Myoedema is a phenomenon in which mounding up of muscle tissue occurs after light percussion. Myoedema occurs in approximately one third of patients with hypothyroidism, but it is not entirely specific for hypothyroidism. In one study, myoedema was elicited in 40% of overt hypothyroid patients, while historical clinical features of myopathy were present in 73%. [17] Myoedema is thought to be caused by delayed Ca++ reuptake by the sarcoplasmic reticulum, which also prolongs muscle contraction. Although not proven, this type of prolongation of muscle contraction is also thought to cause muscle hypertrophy.

A study by Ruchala et al reported a negative correlation between the myokine irisin and thyroid-stimulating hormone (TSH) levels and a positive correlation between irisin and free thyroxine levels. The report suggested that irisin levels change in association with the thyrometabolic state and that a relationship may exist between this phenomenon and the degree of muscle damage present. [18]

A study by Zybek-Kocik et al reported finding a lower concentration of irisin in association with prolonged hypothyroidism, with the investigators stating that the decrease may primarily result from prolonged myopathy. [19]

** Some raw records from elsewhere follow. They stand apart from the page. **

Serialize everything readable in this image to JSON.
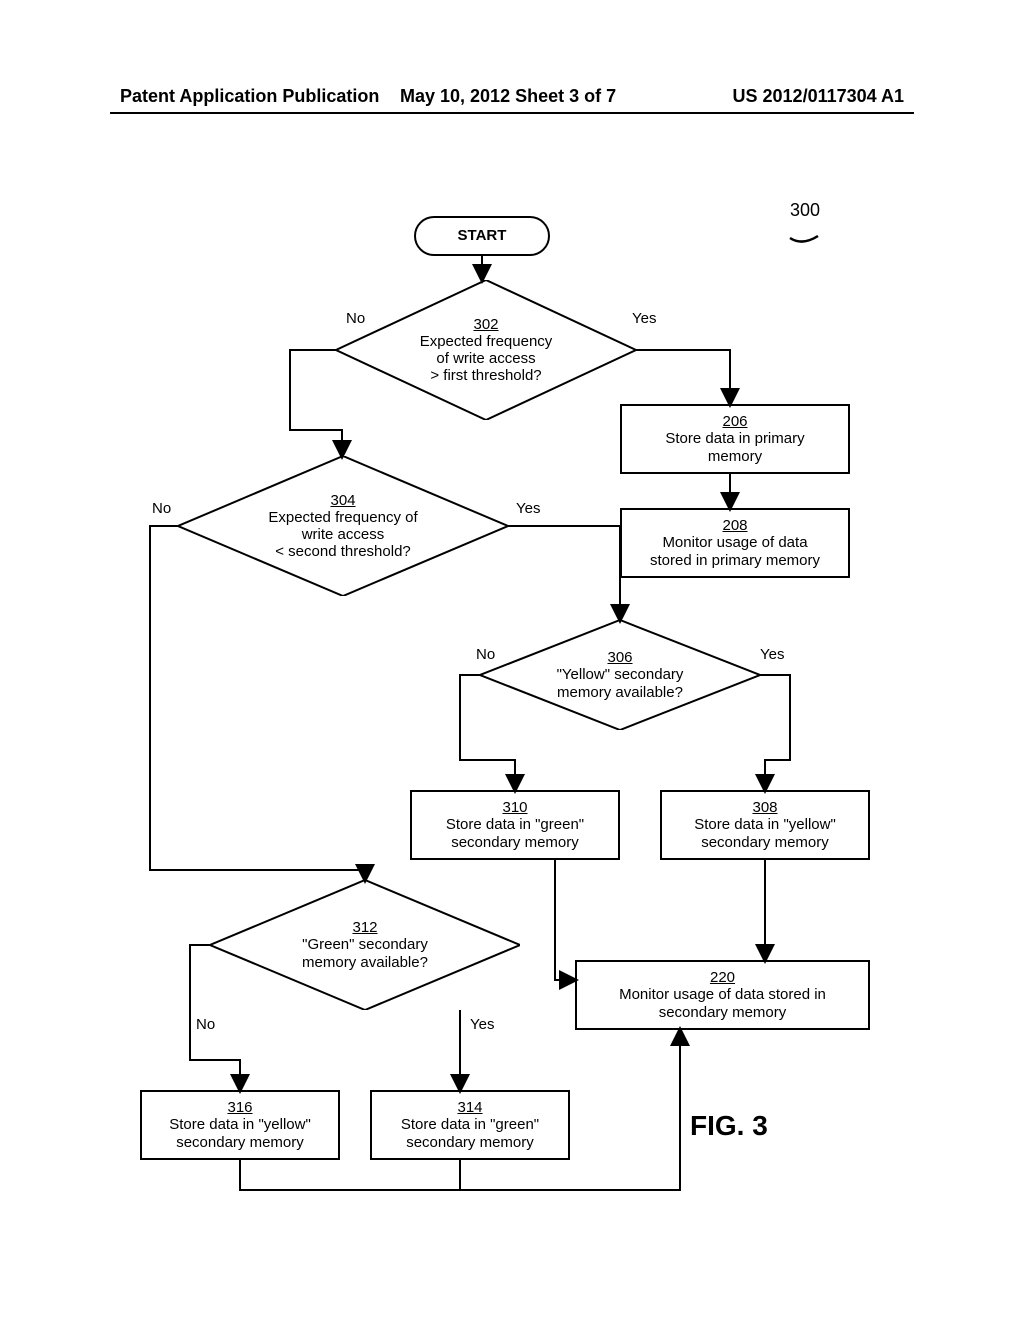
{
  "header": {
    "left": "Patent Application Publication",
    "center": "May 10, 2012  Sheet 3 of 7",
    "right": "US 2012/0117304 A1"
  },
  "diagram": {
    "refnum": "300",
    "start": "START",
    "d302": {
      "ref": "302",
      "text": "Expected frequency\nof write access\n> first threshold?"
    },
    "d304": {
      "ref": "304",
      "text": "Expected frequency of\nwrite access\n< second threshold?"
    },
    "d306": {
      "ref": "306",
      "text": "\"Yellow\" secondary\nmemory available?"
    },
    "d312": {
      "ref": "312",
      "text": "\"Green\" secondary\nmemory available?"
    },
    "b206": {
      "ref": "206",
      "text": "Store data in primary\nmemory"
    },
    "b208": {
      "ref": "208",
      "text": "Monitor usage of data\nstored in primary memory"
    },
    "b308": {
      "ref": "308",
      "text": "Store data in \"yellow\"\nsecondary memory"
    },
    "b310": {
      "ref": "310",
      "text": "Store data in \"green\"\nsecondary memory"
    },
    "b220": {
      "ref": "220",
      "text": "Monitor usage of data stored in\nsecondary memory"
    },
    "b314": {
      "ref": "314",
      "text": "Store data in \"green\"\nsecondary memory"
    },
    "b316": {
      "ref": "316",
      "text": "Store data in \"yellow\"\nsecondary memory"
    },
    "labels": {
      "yes": "Yes",
      "no": "No"
    },
    "figure": "FIG. 3"
  }
}
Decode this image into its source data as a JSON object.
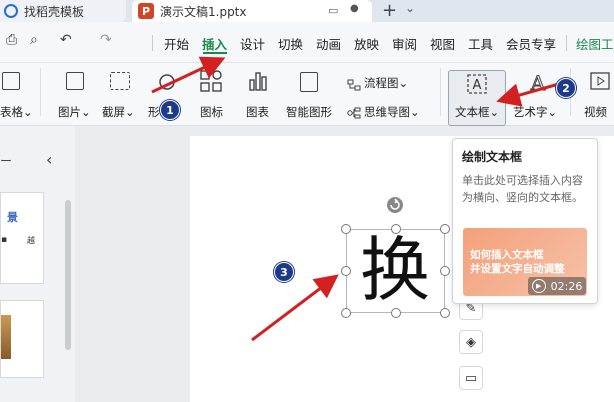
{
  "tabs": [
    {
      "label": "找稻壳模板"
    },
    {
      "label": "演示文稿1.pptx"
    }
  ],
  "tab_controls": {
    "add": "+",
    "chevron": "⌄"
  },
  "quick_access": {
    "print": "⎙",
    "preview": "⌕",
    "undo": "↶",
    "redo": "↷"
  },
  "menu": {
    "items": [
      "开始",
      "插入",
      "设计",
      "切换",
      "动画",
      "放映",
      "审阅",
      "视图",
      "工具",
      "会员专享",
      "绘图工"
    ],
    "active": "插入"
  },
  "ribbon": {
    "table": "表格",
    "image": "图片",
    "screenshot": "截屏",
    "shape": "形",
    "icon": "图标",
    "chart": "图表",
    "smartart": "智能图形",
    "flowchart": "流程图",
    "mindmap": "思维导图",
    "textbox": "文本框",
    "wordart": "艺术字",
    "video": "视频",
    "dropdown": "⌄"
  },
  "left_panel": {
    "collapse": "‹",
    "thumb_text": "景",
    "thumb_sub": "越"
  },
  "slide": {
    "text": "换"
  },
  "tooltip": {
    "title": "绘制文本框",
    "description": "单击此处可选择插入内容为横向、竖向的文本框。",
    "video_text": "如何插入文本框\n并设置文字自动调整",
    "duration": "02:26"
  },
  "badges": [
    "1",
    "2",
    "3"
  ],
  "colors": {
    "accent": "#1a8a4a",
    "arrow": "#d32020",
    "badge": "#1d3a8a"
  }
}
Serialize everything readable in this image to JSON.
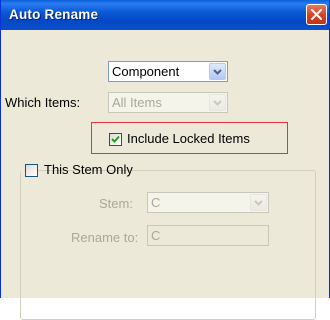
{
  "window": {
    "title": "Auto Rename"
  },
  "component_select": {
    "value": "Component"
  },
  "which_items": {
    "label": "Which Items:",
    "value": "All Items"
  },
  "include_locked": {
    "label": "Include Locked Items",
    "checked": true
  },
  "stem_only": {
    "label": "This Stem Only",
    "checked": false
  },
  "stem": {
    "label": "Stem:",
    "value": "C"
  },
  "rename_to": {
    "label": "Rename to:",
    "value": "C"
  },
  "colors": {
    "titlebar": "#0a5fd8",
    "dialog_bg": "#ece9d8",
    "highlight_border": "#e8313c",
    "disabled_text": "#aca899"
  }
}
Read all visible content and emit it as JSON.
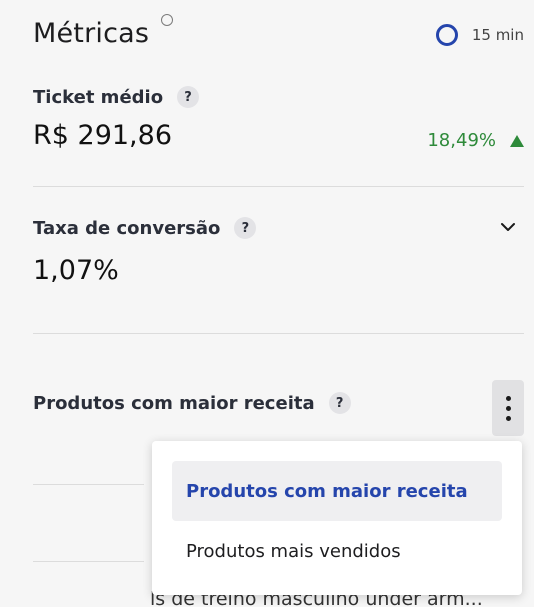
{
  "header": {
    "title": "Métricas",
    "refresh_label": "15 min"
  },
  "ticket_medio": {
    "label": "Ticket médio",
    "help": "?",
    "value": "R$ 291,86",
    "change": "18,49%"
  },
  "taxa_conversao": {
    "label": "Taxa de conversão",
    "help": "?",
    "value": "1,07%"
  },
  "produtos": {
    "label": "Produtos com maior receita",
    "help": "?",
    "truncated_item": "ls de treino masculino under arm..."
  },
  "dropdown": {
    "items": [
      {
        "label": "Produtos com maior receita",
        "selected": true
      },
      {
        "label": "Produtos mais vendidos",
        "selected": false
      }
    ]
  },
  "colors": {
    "accent": "#2545ac",
    "positive": "#2e8a3a"
  },
  "icons": [
    "refresh-ring-icon",
    "help-icon",
    "chevron-down-icon",
    "kebab-menu-icon",
    "triangle-up-icon"
  ]
}
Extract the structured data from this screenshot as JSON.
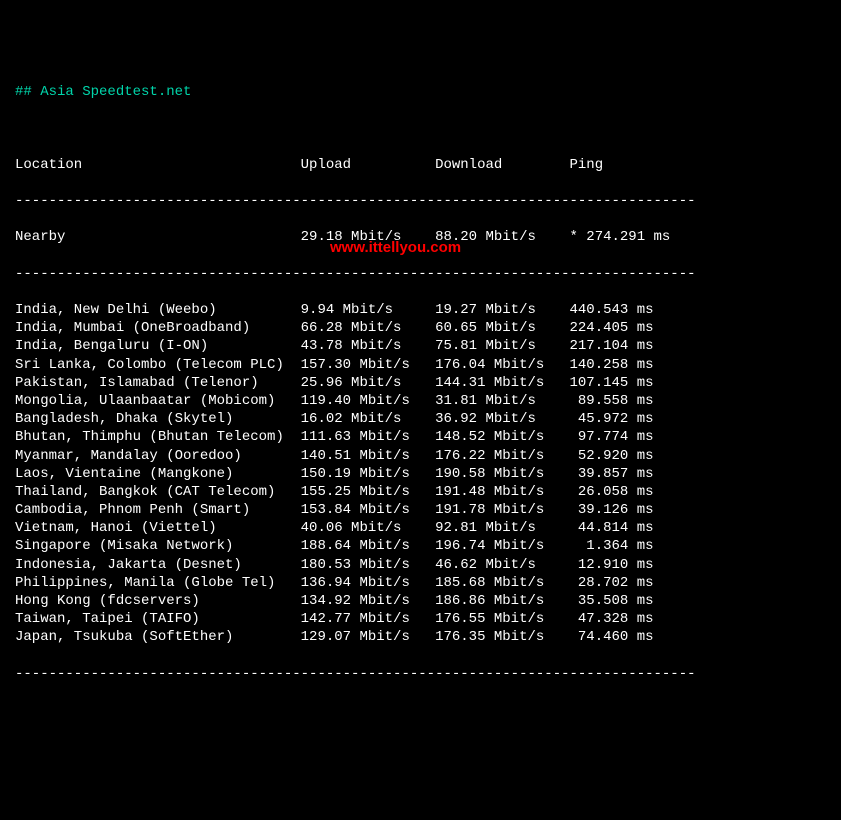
{
  "title": "## Asia Speedtest.net",
  "watermark": "www.ittellyou.com",
  "columns": {
    "location": "Location",
    "upload": "Upload",
    "download": "Download",
    "ping": "Ping"
  },
  "nearby": {
    "label": "Nearby",
    "upload": "29.18 Mbit/s",
    "download": "88.20 Mbit/s",
    "ping": "* 274.291 ms"
  },
  "separator": "---------------------------------------------------------------------------------",
  "rows": [
    {
      "location": "India, New Delhi (Weebo)",
      "upload": "9.94 Mbit/s",
      "download": "19.27 Mbit/s",
      "ping": "440.543 ms"
    },
    {
      "location": "India, Mumbai (OneBroadband)",
      "upload": "66.28 Mbit/s",
      "download": "60.65 Mbit/s",
      "ping": "224.405 ms"
    },
    {
      "location": "India, Bengaluru (I-ON)",
      "upload": "43.78 Mbit/s",
      "download": "75.81 Mbit/s",
      "ping": "217.104 ms"
    },
    {
      "location": "Sri Lanka, Colombo (Telecom PLC)",
      "upload": "157.30 Mbit/s",
      "download": "176.04 Mbit/s",
      "ping": "140.258 ms"
    },
    {
      "location": "Pakistan, Islamabad (Telenor)",
      "upload": "25.96 Mbit/s",
      "download": "144.31 Mbit/s",
      "ping": "107.145 ms"
    },
    {
      "location": "Mongolia, Ulaanbaatar (Mobicom)",
      "upload": "119.40 Mbit/s",
      "download": "31.81 Mbit/s",
      "ping": " 89.558 ms"
    },
    {
      "location": "Bangladesh, Dhaka (Skytel)",
      "upload": "16.02 Mbit/s",
      "download": "36.92 Mbit/s",
      "ping": " 45.972 ms"
    },
    {
      "location": "Bhutan, Thimphu (Bhutan Telecom)",
      "upload": "111.63 Mbit/s",
      "download": "148.52 Mbit/s",
      "ping": " 97.774 ms"
    },
    {
      "location": "Myanmar, Mandalay (Ooredoo)",
      "upload": "140.51 Mbit/s",
      "download": "176.22 Mbit/s",
      "ping": " 52.920 ms"
    },
    {
      "location": "Laos, Vientaine (Mangkone)",
      "upload": "150.19 Mbit/s",
      "download": "190.58 Mbit/s",
      "ping": " 39.857 ms"
    },
    {
      "location": "Thailand, Bangkok (CAT Telecom)",
      "upload": "155.25 Mbit/s",
      "download": "191.48 Mbit/s",
      "ping": " 26.058 ms"
    },
    {
      "location": "Cambodia, Phnom Penh (Smart)",
      "upload": "153.84 Mbit/s",
      "download": "191.78 Mbit/s",
      "ping": " 39.126 ms"
    },
    {
      "location": "Vietnam, Hanoi (Viettel)",
      "upload": "40.06 Mbit/s",
      "download": "92.81 Mbit/s",
      "ping": " 44.814 ms"
    },
    {
      "location": "Singapore (Misaka Network)",
      "upload": "188.64 Mbit/s",
      "download": "196.74 Mbit/s",
      "ping": "  1.364 ms"
    },
    {
      "location": "Indonesia, Jakarta (Desnet)",
      "upload": "180.53 Mbit/s",
      "download": "46.62 Mbit/s",
      "ping": " 12.910 ms"
    },
    {
      "location": "Philippines, Manila (Globe Tel)",
      "upload": "136.94 Mbit/s",
      "download": "185.68 Mbit/s",
      "ping": " 28.702 ms"
    },
    {
      "location": "Hong Kong (fdcservers)",
      "upload": "134.92 Mbit/s",
      "download": "186.86 Mbit/s",
      "ping": " 35.508 ms"
    },
    {
      "location": "Taiwan, Taipei (TAIFO)",
      "upload": "142.77 Mbit/s",
      "download": "176.55 Mbit/s",
      "ping": " 47.328 ms"
    },
    {
      "location": "Japan, Tsukuba (SoftEther)",
      "upload": "129.07 Mbit/s",
      "download": "176.35 Mbit/s",
      "ping": " 74.460 ms"
    }
  ]
}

A study by Stratigou et al, on the other hand, found that in patients with subclinical hypothyroidism, serum levels of irisin were increased. The report suggested that the rise counterbalances reductions in lipid metabolism and insulin sensitivity and compensates for oxidative muscle and thyroid cell stress. [20]




United States

In North America, acquired impairment of thyroid function affects about 2% of adult women and about 0.1-0.2% of adult men.

Neonatal hypothyroidism occurs with a frequency of 0.02% in the white population. In the black population, the frequency falls to 0.003%.

Of individuals with hypothyroidism, 30-80% manifest neuromuscular symptoms, depending on the severity of hypothyroidism. Weakness is observed in one third of patients with hypothyroidism. Carpal tunnel syndrome, although not part of the myopathy, is a peripheral nerve dysfunction found in 15-30% of patients with hypothyroidism. [21]


In a prospective cohort study done in The Netherlands, in newly diagnosed patients with hypothyroidism, 79% had neuromuscular complaints, 38% had clinical weakness (manual muscle strength testing) in one or more muscle groups, 42% had signs of sensorimotor axonal neuropathy, and 29% had carpal tunnel syndrome. [22]

Neonatal screening programs for congenital hypothyroidism in many areas of the world show that hypothyroidism is present in 1 out of every 4000 newborns. In iodine-deficient areas of the world, the incidence of hypothyroidism is 10- to 20-fold higher.


Mortality has not been shown to be increased in patients with hypothyroid myopathy. Morbidity is significantly increased, reflected in the performance of activities of daily living (ADL) and in patients' quality of life.


No race predilection has been established.


The incidence of hypothyroidism is much greater in women than in men. Myxedema coma is extremely rare, but its incidence is higher in elderly women, especially those older than 60 years.


Hypothyroidism is seen more commonly in women aged 40-60 years; however, it can be seen in persons of all ages.